The Rangers selected Nicholas as a catcher out of the University of Missouri in the sixth round of the 2010 Draft. He was moved to first base because of his offensive potential, but over the past two years has split time between there and catcher.
"I've always considered myself a catcher first and somebody who can play other positions," Nicholas said.
Nicholas, with the help of former Rangers catcher Geno Petralli, has made significant improvements defensively. He is also a left-handed hitter with power, a coveted commodity for a catcher.
"Nick has improved," Daniels said. "I give him a lot of credit. He has put his head down and gotten better year in and year out.

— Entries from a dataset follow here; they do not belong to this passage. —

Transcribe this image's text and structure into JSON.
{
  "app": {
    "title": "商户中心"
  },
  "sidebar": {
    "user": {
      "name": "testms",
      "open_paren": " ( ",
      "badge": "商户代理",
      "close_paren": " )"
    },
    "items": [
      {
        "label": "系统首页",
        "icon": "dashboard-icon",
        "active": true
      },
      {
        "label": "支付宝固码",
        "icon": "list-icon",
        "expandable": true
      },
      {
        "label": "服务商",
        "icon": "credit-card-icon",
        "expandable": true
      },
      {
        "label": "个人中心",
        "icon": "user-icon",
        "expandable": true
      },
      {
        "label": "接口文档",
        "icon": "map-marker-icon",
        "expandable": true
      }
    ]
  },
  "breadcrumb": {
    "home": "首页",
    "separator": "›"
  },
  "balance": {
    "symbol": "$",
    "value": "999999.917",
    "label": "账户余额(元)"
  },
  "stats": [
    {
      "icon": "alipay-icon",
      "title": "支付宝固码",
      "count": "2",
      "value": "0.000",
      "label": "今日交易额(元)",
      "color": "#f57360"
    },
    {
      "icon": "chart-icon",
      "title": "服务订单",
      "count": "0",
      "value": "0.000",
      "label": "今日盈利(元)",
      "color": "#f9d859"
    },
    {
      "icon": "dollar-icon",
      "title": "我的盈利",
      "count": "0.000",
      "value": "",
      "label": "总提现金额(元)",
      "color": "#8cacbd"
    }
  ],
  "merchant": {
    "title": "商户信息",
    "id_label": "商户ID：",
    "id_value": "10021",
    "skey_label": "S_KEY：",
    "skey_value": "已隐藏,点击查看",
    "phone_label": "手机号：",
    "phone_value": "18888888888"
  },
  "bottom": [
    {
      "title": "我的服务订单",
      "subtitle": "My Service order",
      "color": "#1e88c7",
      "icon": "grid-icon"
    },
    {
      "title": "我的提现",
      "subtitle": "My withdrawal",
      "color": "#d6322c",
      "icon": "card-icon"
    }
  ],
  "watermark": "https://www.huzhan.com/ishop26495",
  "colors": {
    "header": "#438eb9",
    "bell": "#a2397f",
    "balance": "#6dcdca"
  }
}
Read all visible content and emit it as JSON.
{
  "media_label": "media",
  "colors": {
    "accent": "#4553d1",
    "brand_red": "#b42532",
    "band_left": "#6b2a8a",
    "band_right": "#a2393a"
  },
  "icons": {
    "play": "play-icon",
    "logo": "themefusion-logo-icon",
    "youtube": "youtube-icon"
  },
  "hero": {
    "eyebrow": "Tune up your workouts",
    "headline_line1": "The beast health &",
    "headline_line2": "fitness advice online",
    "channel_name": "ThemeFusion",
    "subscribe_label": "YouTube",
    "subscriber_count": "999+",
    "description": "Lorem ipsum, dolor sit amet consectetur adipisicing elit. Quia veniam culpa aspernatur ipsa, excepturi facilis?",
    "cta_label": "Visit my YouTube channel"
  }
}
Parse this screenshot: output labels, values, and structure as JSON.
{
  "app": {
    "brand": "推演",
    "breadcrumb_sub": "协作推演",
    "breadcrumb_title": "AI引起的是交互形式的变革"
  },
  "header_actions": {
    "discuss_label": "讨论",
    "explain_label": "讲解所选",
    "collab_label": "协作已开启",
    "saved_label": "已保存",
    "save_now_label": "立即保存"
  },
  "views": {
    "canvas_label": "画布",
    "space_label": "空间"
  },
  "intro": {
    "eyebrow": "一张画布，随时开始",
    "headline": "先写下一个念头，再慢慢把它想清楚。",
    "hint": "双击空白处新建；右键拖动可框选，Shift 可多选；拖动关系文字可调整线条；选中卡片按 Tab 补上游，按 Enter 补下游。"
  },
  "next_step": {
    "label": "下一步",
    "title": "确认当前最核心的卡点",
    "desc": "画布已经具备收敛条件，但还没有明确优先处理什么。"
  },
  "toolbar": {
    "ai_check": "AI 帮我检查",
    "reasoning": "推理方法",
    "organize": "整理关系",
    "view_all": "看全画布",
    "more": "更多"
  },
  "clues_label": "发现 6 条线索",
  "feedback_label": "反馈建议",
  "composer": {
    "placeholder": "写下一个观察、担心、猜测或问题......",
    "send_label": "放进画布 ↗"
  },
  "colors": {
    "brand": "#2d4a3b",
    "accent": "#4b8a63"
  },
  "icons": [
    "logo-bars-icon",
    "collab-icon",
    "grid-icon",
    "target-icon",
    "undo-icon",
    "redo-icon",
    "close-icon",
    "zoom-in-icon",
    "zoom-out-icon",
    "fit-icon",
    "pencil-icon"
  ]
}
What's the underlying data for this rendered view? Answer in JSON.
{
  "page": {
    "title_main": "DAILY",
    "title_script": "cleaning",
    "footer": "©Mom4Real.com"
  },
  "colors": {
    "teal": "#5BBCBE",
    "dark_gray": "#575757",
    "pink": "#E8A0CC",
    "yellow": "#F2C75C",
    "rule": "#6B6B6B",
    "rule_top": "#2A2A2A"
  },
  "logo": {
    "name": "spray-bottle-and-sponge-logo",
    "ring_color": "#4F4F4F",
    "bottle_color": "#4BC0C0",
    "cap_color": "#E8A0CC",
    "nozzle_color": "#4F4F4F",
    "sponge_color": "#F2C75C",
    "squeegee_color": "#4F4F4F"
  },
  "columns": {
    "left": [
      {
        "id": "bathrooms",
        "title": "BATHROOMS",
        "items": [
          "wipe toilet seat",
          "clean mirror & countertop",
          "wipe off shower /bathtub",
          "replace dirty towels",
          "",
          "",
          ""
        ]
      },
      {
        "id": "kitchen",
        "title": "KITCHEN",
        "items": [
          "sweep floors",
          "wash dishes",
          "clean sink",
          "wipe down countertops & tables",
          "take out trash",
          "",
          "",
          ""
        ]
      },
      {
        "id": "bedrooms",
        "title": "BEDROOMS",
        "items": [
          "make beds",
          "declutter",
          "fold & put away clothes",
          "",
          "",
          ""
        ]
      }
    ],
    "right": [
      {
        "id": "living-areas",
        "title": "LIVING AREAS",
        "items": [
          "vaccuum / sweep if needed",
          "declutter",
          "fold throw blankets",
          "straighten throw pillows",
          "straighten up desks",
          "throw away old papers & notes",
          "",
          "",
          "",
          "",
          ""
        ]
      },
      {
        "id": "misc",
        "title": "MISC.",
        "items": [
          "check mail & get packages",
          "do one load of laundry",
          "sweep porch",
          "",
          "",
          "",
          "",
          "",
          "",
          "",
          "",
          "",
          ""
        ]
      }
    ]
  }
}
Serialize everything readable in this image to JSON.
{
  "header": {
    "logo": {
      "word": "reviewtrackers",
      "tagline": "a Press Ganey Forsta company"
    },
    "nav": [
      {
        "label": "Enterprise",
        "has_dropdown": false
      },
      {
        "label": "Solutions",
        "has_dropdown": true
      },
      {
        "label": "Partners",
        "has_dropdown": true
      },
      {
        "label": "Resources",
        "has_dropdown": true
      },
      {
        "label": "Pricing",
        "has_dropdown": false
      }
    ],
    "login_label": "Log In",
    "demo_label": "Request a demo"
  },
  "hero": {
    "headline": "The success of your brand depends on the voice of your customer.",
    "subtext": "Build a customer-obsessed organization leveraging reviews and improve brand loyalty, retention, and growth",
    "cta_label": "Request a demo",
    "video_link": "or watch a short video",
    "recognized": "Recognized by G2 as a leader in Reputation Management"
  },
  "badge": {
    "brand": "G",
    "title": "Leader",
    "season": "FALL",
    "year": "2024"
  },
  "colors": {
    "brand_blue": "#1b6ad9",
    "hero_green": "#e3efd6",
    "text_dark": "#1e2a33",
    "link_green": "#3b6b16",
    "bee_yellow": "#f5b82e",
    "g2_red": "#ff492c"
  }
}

He has earned the opportunity and made the most of it. We view him as a big league-capable catcher. There may have been a time where I wouldn't have said that, but he has made himself an option."
The backup catcher will play a crucial role for the Rangers. Chirinos is the starter, but the Rangers target him for 90-100 games.
"I think he is a better performer when given the appropriate number of days off," manager Jeff Banister said.
Gimenez and Wilson came up big for the Rangers down the stretch last year after Chirinos and Carlos Corporan went down with injuries. The Rangers were 25-7 with Gimenez starting behind the plate, and he joined Chirinos on the postseason roster.
Gimenez is currently on the 40-man roster with no options left. He would have to clear waivers before being sent to the Minors but could elect free agency. McKenry and Wilson are in camp on Minor League contracts but can also take free agency if not added to the Opening Day roster by a certain point.
"I think the last couple of weeks we're going to try and narrow it down and make decisions," Daniels said. "The first couple of weeks, guys were getting ready, getting their timing down and working on things. The last couple of weeks, we're going to start putting the ballclub together and see how the pieces fit."
T.R. Sullivan is a reporter for MLB.com. Read his blog, Postcards from Elysian Fields, follow him on Twitter @Sullivan_Ranger and listen to his podcast.